When it comes to a flash decision, then, as the fire rages in the clinic, this hypothetical case misses the essential question of what our moral obligations really are towards the human embryo. Instead, we are facing a hopelessly artificial and improbable triage situation, which can never be a legitimate basis for determining or deducing moral principles. In a frightening and difficult moment, it involves making split-second decisions, rather than engaging in calm, principled moral reasoning. As we proceed to make that awful decision, we may instinctively sense how the newborn baby is already moving along a path towards becoming an adult member of society. Saving the newborn thus contributes to a reasonably certain future outcome -- whereas saving the embryos does not raise such practical certainty about their future or their ultimate fate. Some embryos from the tank might end up being implanted into their mother’s womb, but still die or undergo “selective reduction”; some might be destroyed because they are deemed “unfit” by clinic operators; others might be handed over to researchers for embryo-destructive experiments; many might still remain in the deep freeze indefinitely. If I were to grab the newborn out of the fire, that action says nothing meaningful about my thoughts on the moral value of human embryos trapped in the freezer, but speaks more to a snap judgment about foreseeable outcomes in a crisis or triage situation.

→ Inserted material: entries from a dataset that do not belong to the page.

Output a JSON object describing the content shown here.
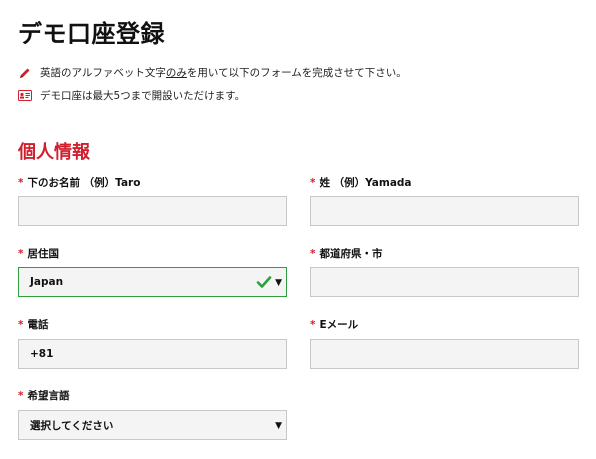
{
  "page": {
    "title": "デモ口座登録",
    "notes": [
      {
        "icon": "pencil-icon",
        "text_before": "英語のアルファベット文字",
        "text_underline": "のみ",
        "text_after": "を用いて以下のフォームを完成させて下さい。"
      },
      {
        "icon": "id-card-icon",
        "text": "デモ口座は最大5つまで開設いただけます。"
      }
    ],
    "section_title": "個人情報"
  },
  "form": {
    "required_mark": "*",
    "first_name": {
      "label": "下のお名前 （例）Taro",
      "value": ""
    },
    "last_name": {
      "label": "姓 （例）Yamada",
      "value": ""
    },
    "country": {
      "label": "居住国",
      "value": "Japan",
      "status": "valid"
    },
    "city": {
      "label": "都道府県・市",
      "value": ""
    },
    "phone": {
      "label": "電話",
      "value": "+81"
    },
    "email": {
      "label": "Eメール",
      "value": ""
    },
    "language": {
      "label": "希望言語",
      "value": "選択してください"
    }
  },
  "colors": {
    "accent": "#d0202e",
    "valid": "#2e9e3e",
    "field_bg": "#f4f4f4"
  }
}
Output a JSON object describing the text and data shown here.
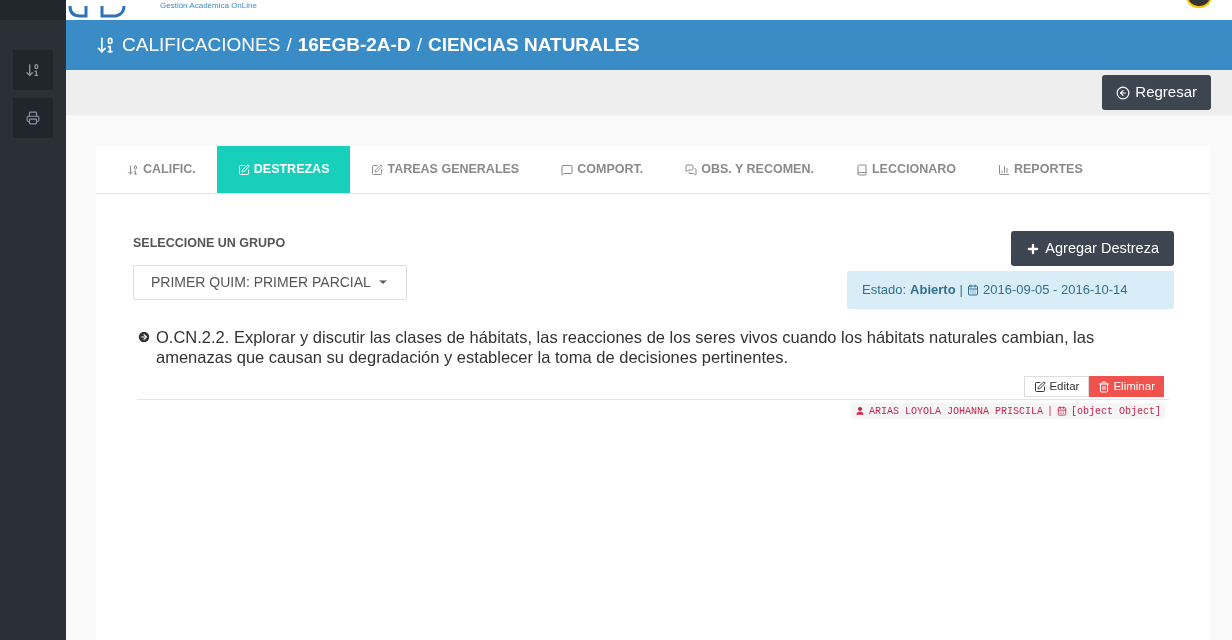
{
  "logo": {
    "tagline": "Gestión Académica OnLine"
  },
  "title": {
    "section": "CALIFICACIONES",
    "separator": "/",
    "course": "16EGB-2A-D",
    "subject": "CIENCIAS NATURALES"
  },
  "sidebar": {
    "items": [
      {
        "kind": "sort"
      },
      {
        "kind": "print"
      }
    ]
  },
  "back_button": "Regresar",
  "tabs": [
    {
      "label": "CALIFIC.",
      "kind": "sort",
      "selected": false
    },
    {
      "label": "DESTREZAS",
      "kind": "edit",
      "selected": true
    },
    {
      "label": "TAREAS GENERALES",
      "kind": "edit",
      "selected": false
    },
    {
      "label": "COMPORT.",
      "kind": "comment",
      "selected": false
    },
    {
      "label": "OBS. Y RECOMEN.",
      "kind": "comments",
      "selected": false
    },
    {
      "label": "LECCIONARO",
      "kind": "book",
      "selected": false
    },
    {
      "label": "REPORTES",
      "kind": "chart",
      "selected": false
    }
  ],
  "group": {
    "label": "SELECCIONE UN GRUPO",
    "value": "PRIMER QUIM: PRIMER PARCIAL"
  },
  "add_button": "Agregar Destreza",
  "status": {
    "label": "Estado:",
    "value": "Abierto",
    "separator": "|",
    "dates": "2016-09-05 - 2016-10-14"
  },
  "skills": [
    {
      "text": "O.CN.2.2. Explorar y discutir las clases de hábitats, las reacciones de los seres vivos cuando los hábitats naturales cambian, las amenazas que causan su degradación y establecer la toma de decisiones pertinentes.",
      "edit": "Editar",
      "delete": "Eliminar",
      "author": "ARIAS LOYOLA JOHANNA PRISCILA",
      "separator": "|",
      "date": "[object Object]"
    }
  ]
}
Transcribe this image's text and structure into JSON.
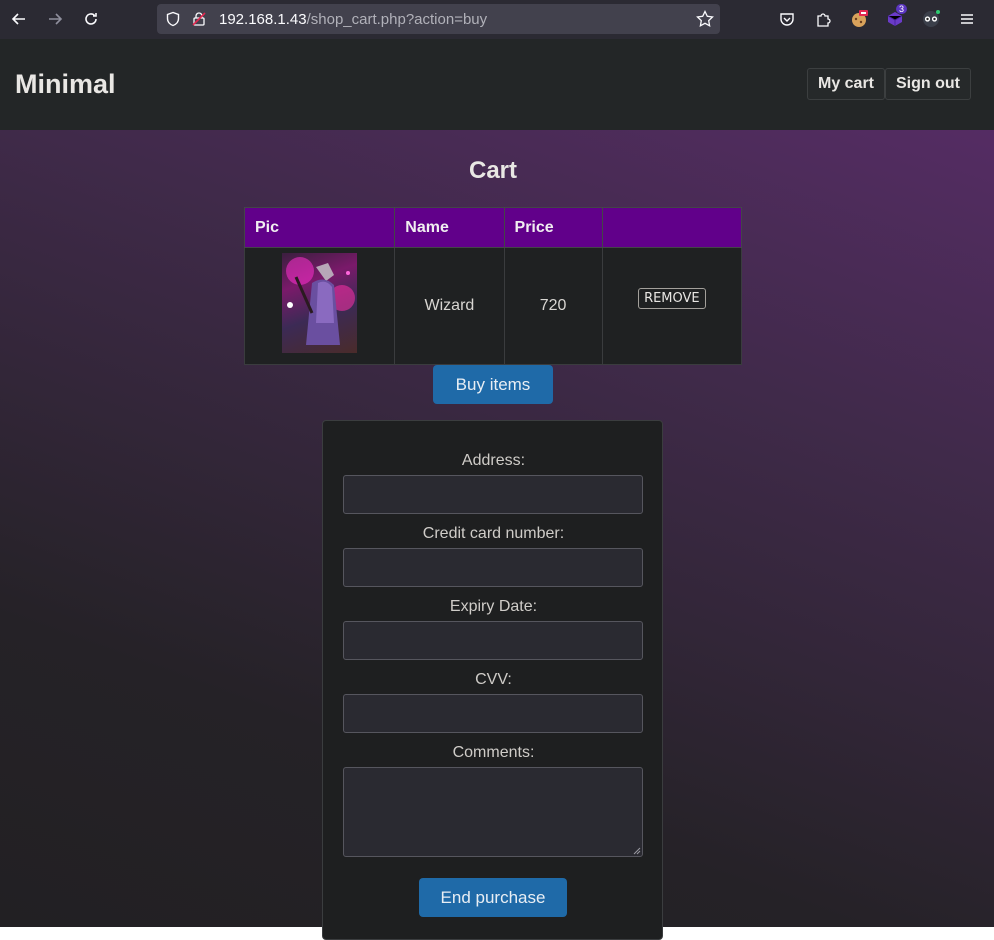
{
  "browser": {
    "url_host": "192.168.1.43",
    "url_path": "/shop_cart.php?action=buy",
    "extension_badge": "3"
  },
  "header": {
    "brand": "Minimal",
    "my_cart": "My cart",
    "sign_out": "Sign out"
  },
  "cart": {
    "title": "Cart",
    "columns": [
      "Pic",
      "Name",
      "Price",
      ""
    ],
    "rows": [
      {
        "name": "Wizard",
        "price": "720",
        "remove": "REMOVE",
        "image_icon": "wizard-thumbnail"
      }
    ],
    "buy_label": "Buy items"
  },
  "form": {
    "address_label": "Address:",
    "card_label": "Credit card number:",
    "expiry_label": "Expiry Date:",
    "cvv_label": "CVV:",
    "comments_label": "Comments:",
    "submit_label": "End purchase"
  }
}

This scenario reminds us that making complex moral decisions under duress is not easy and will necessarily depend on many factors -- the particular circumstances, familial relations, perceived likely outcomes, and other emotional details of the case. It also reminds us how the process of reaching correct ethical judgments does not ultimately depend on dreaming up exasperating and unrealistic scenarios as the justification for those conclusions. The case of the fire in the clinic does remind us, nevertheless, that embryos are unfamiliar to us, so that we may react differently to them than we would to a fully-formed baby. But it should also serve to remind us how embryos are not supposed to be familiar to us, and are not supposed to be in freezers in the first place, but only in the safe harbor of their mother’s womb. This classic argumentative example of the clinic fire ultimately fails to engage the serious question of the inestimable worth of each embryonic human, by a kind of sidestep maneuver that draws us into an emotional response based on what may be most familiar to us in a moment of crisis. In our world today, the clinic is not on fire, and we do not need to make a Solomonic choice between saving embryonic humans and those who are older. We ought to rather work towards building a society that cares for and safeguards them both.
Father Tadeusz Pacholczyk, Ph.D. earned his doctorate in neuroscience from Yale and did post-doctoral work at Harvard. He is a priest of the diocese of Fall River and serves as the Director of Education at The National Catholic Bioethics Center in Philadelphia. See www.ncbcenter.org